Naomi Wolf at the TLS:
In 1903 Edith Wharton met the writer Vernon Lee in Italy, and started reading John Addington Symonds. By 1905 she had begun an intimate friendship with Henry James and the circle of male homosexual writers around him, and was soon reading Walt Whitman and Nietzsche, while having an affair with the American journalist Morton Fullerton. Through these influences, Wharton was drawn away from American discourses about sexuality in fiction (which were generally moralistic in this period, regardless of the gender of the writer), and towards British and European aestheticism and sexual liberation. It is after this period that we begin to see the multiple echoes of Oscar Wilde in her work. Wharton used Wilde in order to engage in a necessary, indeed central, argument about what happens to the aestheticist and sexual liberationist project once it is undertaken by heterosexual women.

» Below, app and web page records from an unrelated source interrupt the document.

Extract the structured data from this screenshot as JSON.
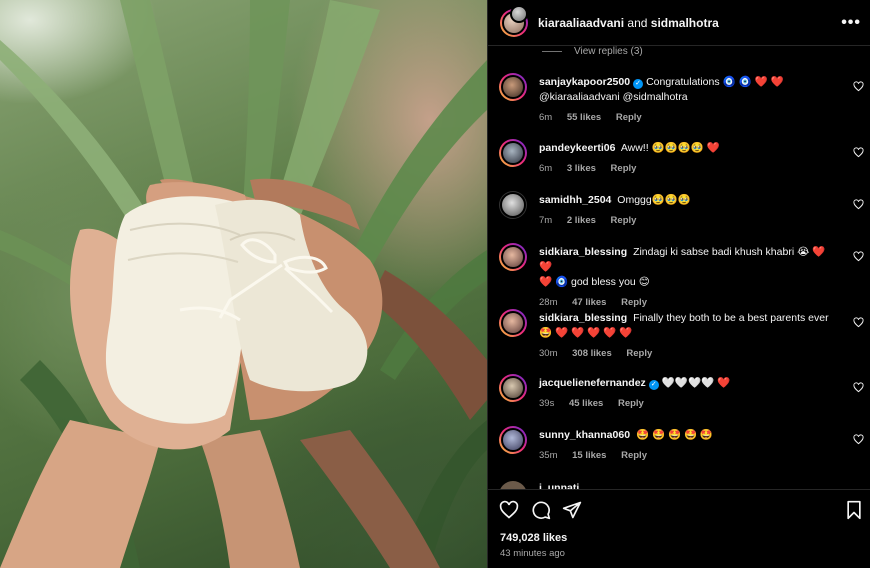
{
  "post": {
    "header": {
      "user1": "kiaraaliaadvani",
      "and": "and",
      "user2": "sidmalhotra",
      "more": "•••"
    },
    "view_replies": "View replies (3)",
    "comments": [
      {
        "user": "sanjaykapoor2500",
        "verified": true,
        "text": "Congratulations 🧿 🧿 ❤️ ❤️",
        "text2": "@kiaraaliaadvani @sidmalhotra",
        "time": "6m",
        "likes": "55 likes",
        "reply": "Reply"
      },
      {
        "user": "pandeykeerti06",
        "verified": false,
        "text": "Aww!! 🥹🥹🥹🥹 ❤️",
        "time": "6m",
        "likes": "3 likes",
        "reply": "Reply"
      },
      {
        "user": "samidhh_2504",
        "verified": false,
        "text": "Omggg🥹🥹🥹",
        "time": "7m",
        "likes": "2 likes",
        "reply": "Reply"
      },
      {
        "user": "sidkiara_blessing",
        "verified": false,
        "text": "Zindagi ki sabse badi khush khabri 😭 ❤️ ❤️",
        "text2": "❤️ 🧿 god bless you 😊",
        "time": "28m",
        "likes": "47 likes",
        "reply": "Reply"
      },
      {
        "user": "sidkiara_blessing",
        "verified": false,
        "text": "Finally they both to be a best parents ever",
        "text2": "🤩 ❤️ ❤️ ❤️ ❤️ ❤️",
        "time": "30m",
        "likes": "308 likes",
        "reply": "Reply"
      },
      {
        "user": "jacquelienefernandez",
        "verified": true,
        "text": "🤍🤍🤍🤍 ❤️",
        "time": "39s",
        "likes": "45 likes",
        "reply": "Reply"
      },
      {
        "user": "sunny_khanna060",
        "verified": false,
        "text": "🤩 🤩 🤩 🤩 🤩",
        "time": "35m",
        "likes": "15 likes",
        "reply": "Reply"
      }
    ],
    "partial_user": "i_unnati",
    "likes_count": "749,028 likes",
    "time_ago": "43 minutes ago"
  },
  "colors": {
    "background": "#000000",
    "text": "#f5f5f5",
    "muted": "#a8a8a8",
    "verified": "#0095f6",
    "heart_red": "#ff3040"
  }
}
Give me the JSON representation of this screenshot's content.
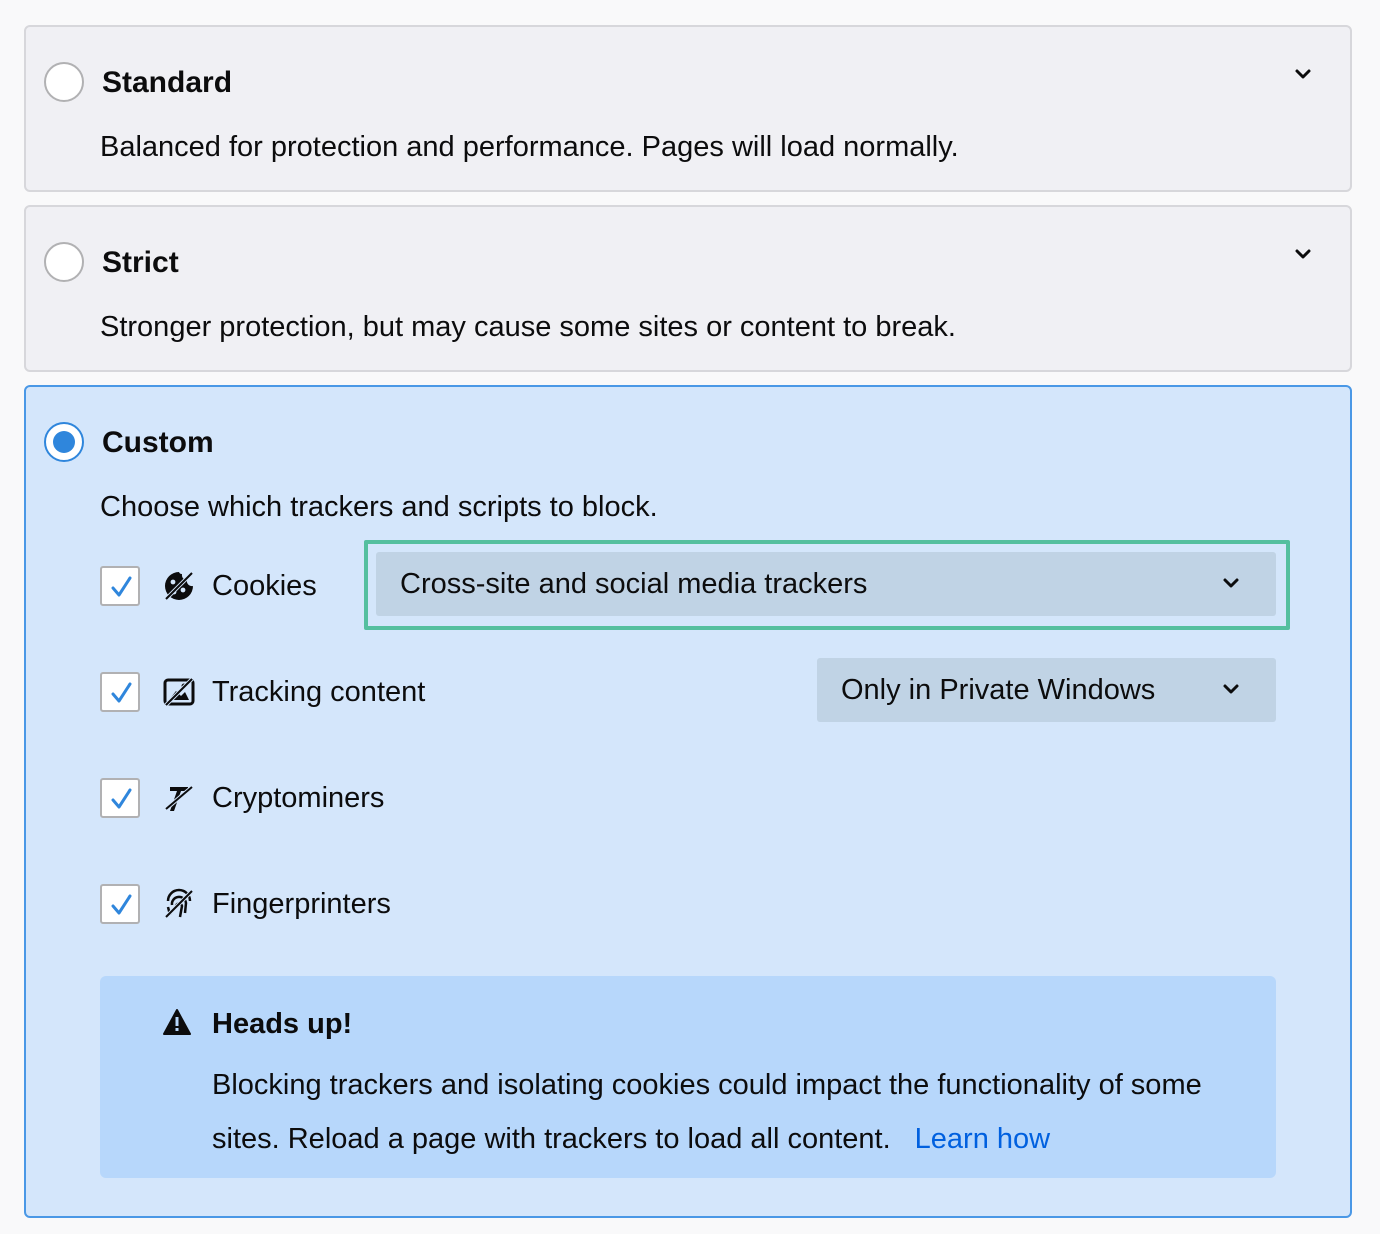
{
  "options": [
    {
      "title": "Standard",
      "description": "Balanced for protection and performance. Pages will load normally."
    },
    {
      "title": "Strict",
      "description": "Stronger protection, but may cause some sites or content to break."
    },
    {
      "title": "Custom",
      "description": "Choose which trackers and scripts to block."
    }
  ],
  "selected_option": "Custom",
  "custom": {
    "items": [
      {
        "label": "Cookies",
        "checked": true,
        "icon": "cookie-icon",
        "select_value": "Cross-site and social media trackers"
      },
      {
        "label": "Tracking content",
        "checked": true,
        "icon": "tracking-content-icon",
        "select_value": "Only in Private Windows"
      },
      {
        "label": "Cryptominers",
        "checked": true,
        "icon": "cryptominer-icon"
      },
      {
        "label": "Fingerprinters",
        "checked": true,
        "icon": "fingerprint-icon"
      }
    ],
    "notice": {
      "title": "Heads up!",
      "text": "Blocking trackers and isolating cookies could impact the functionality of some sites. Reload a page with trackers to load all content.",
      "link": "Learn how",
      "icon": "warning-icon"
    }
  },
  "colors": {
    "accent": "#2f86dc",
    "custom_background": "#d4e6fb",
    "notice_background": "#b7d7fb",
    "focus_ring": "#54bf9f",
    "link": "#0060df"
  }
}
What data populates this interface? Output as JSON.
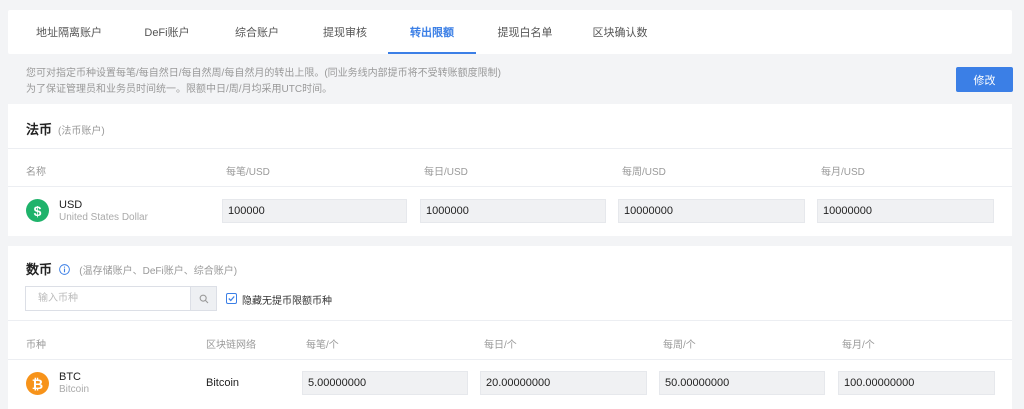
{
  "tabs": [
    {
      "label": "地址隔离账户",
      "active": false
    },
    {
      "label": "DeFi账户",
      "active": false
    },
    {
      "label": "综合账户",
      "active": false
    },
    {
      "label": "提现审核",
      "active": false
    },
    {
      "label": "转出限额",
      "active": true
    },
    {
      "label": "提现白名单",
      "active": false
    },
    {
      "label": "区块确认数",
      "active": false
    }
  ],
  "notice": {
    "line1": "您可对指定币种设置每笔/每自然日/每自然周/每自然月的转出上限。(同业务线内部提币将不受转账额度限制)",
    "line2": "为了保证管理员和业务员时间统一。限额中日/周/月均采用UTC时间。"
  },
  "edit_button": "修改",
  "fiat": {
    "title": "法币",
    "subtitle": "(法币账户)",
    "columns": [
      "名称",
      "每笔/USD",
      "每日/USD",
      "每周/USD",
      "每月/USD"
    ],
    "rows": [
      {
        "code": "USD",
        "name": "United States Dollar",
        "icon": "dollar-icon",
        "icon_color": "#1fb36b",
        "icon_glyph": "$",
        "values": [
          "100000",
          "1000000",
          "10000000",
          "10000000"
        ]
      }
    ]
  },
  "crypto": {
    "title": "数币",
    "subtitle": "(温存储账户、DeFi账户、综合账户)",
    "search_placeholder": "输入币种",
    "hide_label": "隐藏无提币限额币种",
    "hide_checked": true,
    "columns": [
      "币种",
      "区块链网络",
      "每笔/个",
      "每日/个",
      "每周/个",
      "每月/个"
    ],
    "rows": [
      {
        "code": "BTC",
        "name": "Bitcoin",
        "network": "Bitcoin",
        "icon": "bitcoin-icon",
        "icon_color": "#f7931a",
        "icon_glyph": "₿",
        "values": [
          "5.00000000",
          "20.00000000",
          "50.00000000",
          "100.00000000"
        ]
      }
    ]
  },
  "colors": {
    "accent": "#3b7fe6"
  }
}
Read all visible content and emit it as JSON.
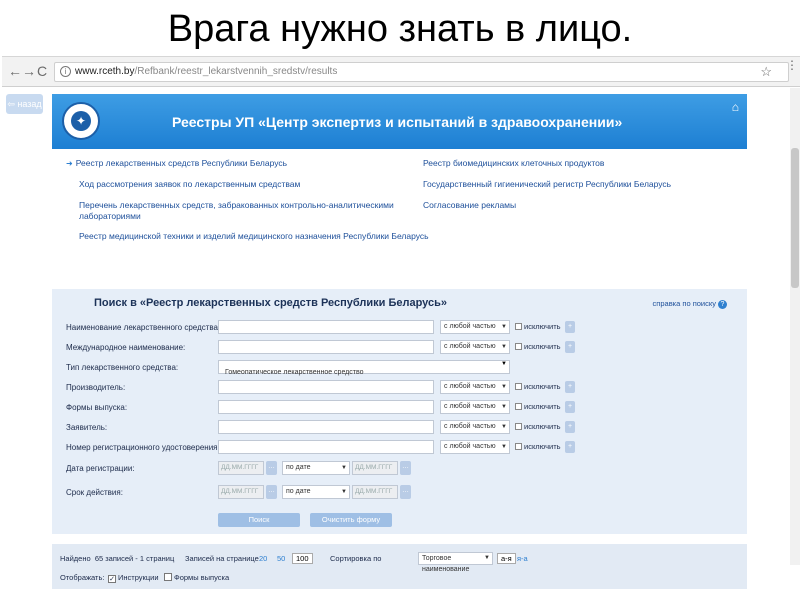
{
  "slide": {
    "title": "Врага нужно знать в лицо."
  },
  "browser": {
    "url_domain": "www.rceth.by",
    "url_path": "/Refbank/reestr_lekarstvennih_sredstv/results"
  },
  "page": {
    "back_button": "⇦ назад",
    "header_title": "Реестры УП «Центр экспертиз и испытаний в здравоохранении»",
    "left_links": [
      "Реестр лекарственных средств Республики Беларусь",
      "Ход рассмотрения заявок по лекарственным средствам",
      "Перечень лекарственных средств, забракованных контрольно-аналитическими",
      "лабораториями",
      "Реестр медицинской техники и изделий медицинского назначения Республики Беларусь"
    ],
    "right_links": [
      "Реестр биомедицинских клеточных продуктов",
      "Государственный гигиенический регистр Республики Беларусь",
      "Согласование рекламы"
    ],
    "search": {
      "title": "Поиск в «Реестр лекарственных средств Республики Беларусь»",
      "help": "справка по поиску",
      "fields": [
        {
          "label": "Наименование лекарственного средства:",
          "value": "",
          "mode": "с любой частью",
          "exclude": "исключить"
        },
        {
          "label": "Международное наименование:",
          "value": "",
          "mode": "с любой частью",
          "exclude": "исключить"
        },
        {
          "label": "Тип лекарственного средства:",
          "value": "Гомеопатическое лекарственное средство"
        },
        {
          "label": "Производитель:",
          "value": "",
          "mode": "с любой частью",
          "exclude": "исключить"
        },
        {
          "label": "Формы выпуска:",
          "value": "",
          "mode": "с любой частью",
          "exclude": "исключить"
        },
        {
          "label": "Заявитель:",
          "value": "",
          "mode": "с любой частью",
          "exclude": "исключить"
        },
        {
          "label": "Номер регистрационного удостоверения:",
          "value": "",
          "mode": "с любой частью",
          "exclude": "исключить"
        }
      ],
      "date_fields": [
        {
          "label": "Дата регистрации:",
          "from_placeholder": "ДД.ММ.ГГГГ",
          "mode": "по дате",
          "to_placeholder": "ДД.ММ.ГГГГ"
        },
        {
          "label": "Срок действия:",
          "from_placeholder": "ДД.ММ.ГГГГ",
          "mode": "по дате",
          "to_placeholder": "ДД.ММ.ГГГГ"
        }
      ],
      "search_button": "Поиск",
      "clear_button": "Очистить форму"
    },
    "results": {
      "found_label": "Найдено",
      "found_text": "65 записей - 1 страниц",
      "per_page_label": "Записей на странице",
      "per_page_options": [
        "20",
        "50",
        "100"
      ],
      "sort_label": "Сортировка по",
      "sort_value": "Торговое наименование",
      "sort_asc": "а-я",
      "sort_desc": "я-а",
      "display_label": "Отображать:",
      "display_options": [
        "Инструкции",
        "Формы выпуска"
      ]
    }
  }
}
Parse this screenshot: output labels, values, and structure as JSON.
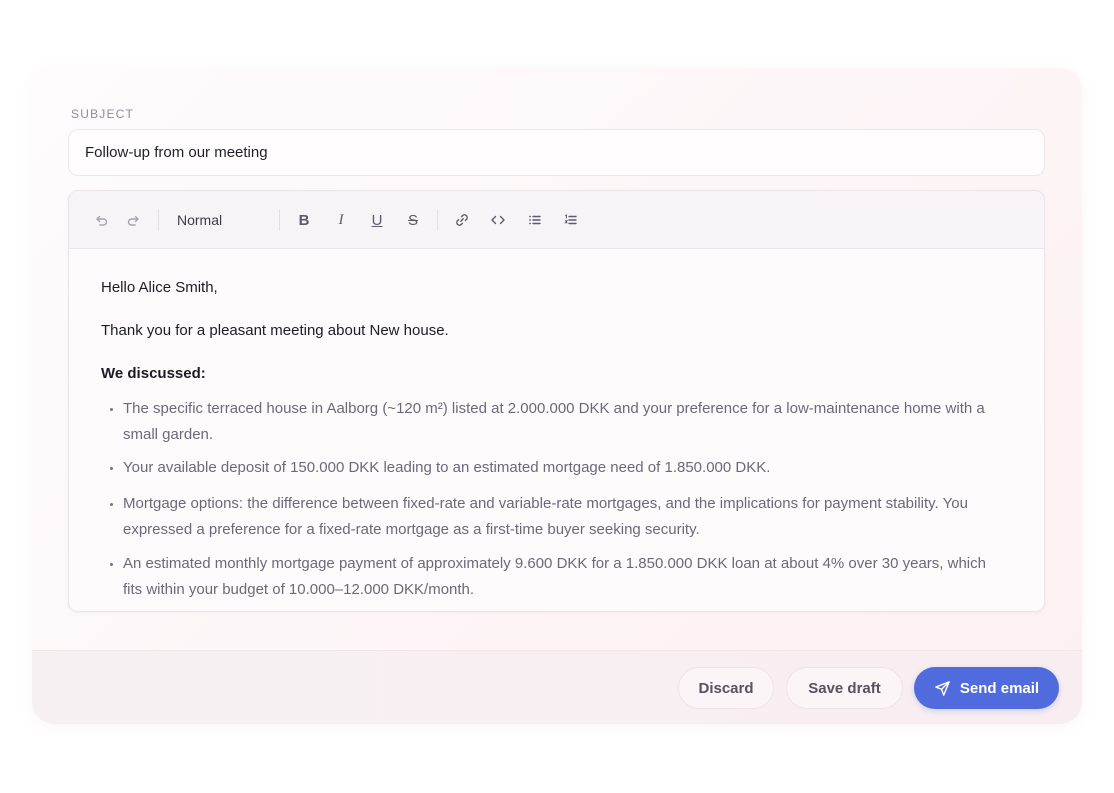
{
  "subject": {
    "label": "SUBJECT",
    "value": "Follow-up from our meeting"
  },
  "toolbar": {
    "undo_icon": "undo-icon",
    "redo_icon": "redo-icon",
    "text_style": "Normal",
    "bold_label": "B",
    "italic_label": "I",
    "underline_label": "U",
    "strike_label": "S",
    "link_icon": "link-icon",
    "code_icon": "code-icon",
    "bullet_list_icon": "bullet-list-icon",
    "numbered_list_icon": "numbered-list-icon"
  },
  "body": {
    "greeting": "Hello Alice Smith,",
    "intro": "Thank you for a pleasant meeting about New house.",
    "heading": "We discussed:",
    "bullets": [
      "The specific terraced house in Aalborg (~120 m²) listed at 2.000.000 DKK and your preference for a low-maintenance home with a small garden.",
      "Your available deposit of 150.000 DKK leading to an estimated mortgage need of 1.850.000 DKK.",
      "Mortgage options: the difference between fixed-rate and variable-rate mortgages, and the implications for payment stability. You expressed a preference for a fixed-rate mortgage as a first-time buyer seeking security.",
      "An estimated monthly mortgage payment of approximately 9.600 DKK for a 1.850.000 DKK loan at about 4% over 30 years, which fits within your budget of 10.000–12.000 DKK/month."
    ]
  },
  "footer": {
    "discard_label": "Discard",
    "save_draft_label": "Save draft",
    "send_label": "Send email",
    "send_icon": "send-icon"
  },
  "colors": {
    "accent": "#4f6bdd",
    "card_bg": "#fdf5f7",
    "text_primary": "#1d1c24",
    "text_secondary": "#6d6878"
  }
}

From 1905 to the end of her career Wharton at times imitated Wilde’s phrasing, and not always successfully. She attempted Wildean paradoxes: in The Fruit of the Tree (1907), for example, the household confidante Mrs Ansell notes that “Most divorced women marry again to be respectable”, to which Mr Langhope, the heiress’s father, replies, nearly quoting Wilde, “Yes – that’s their punishment”.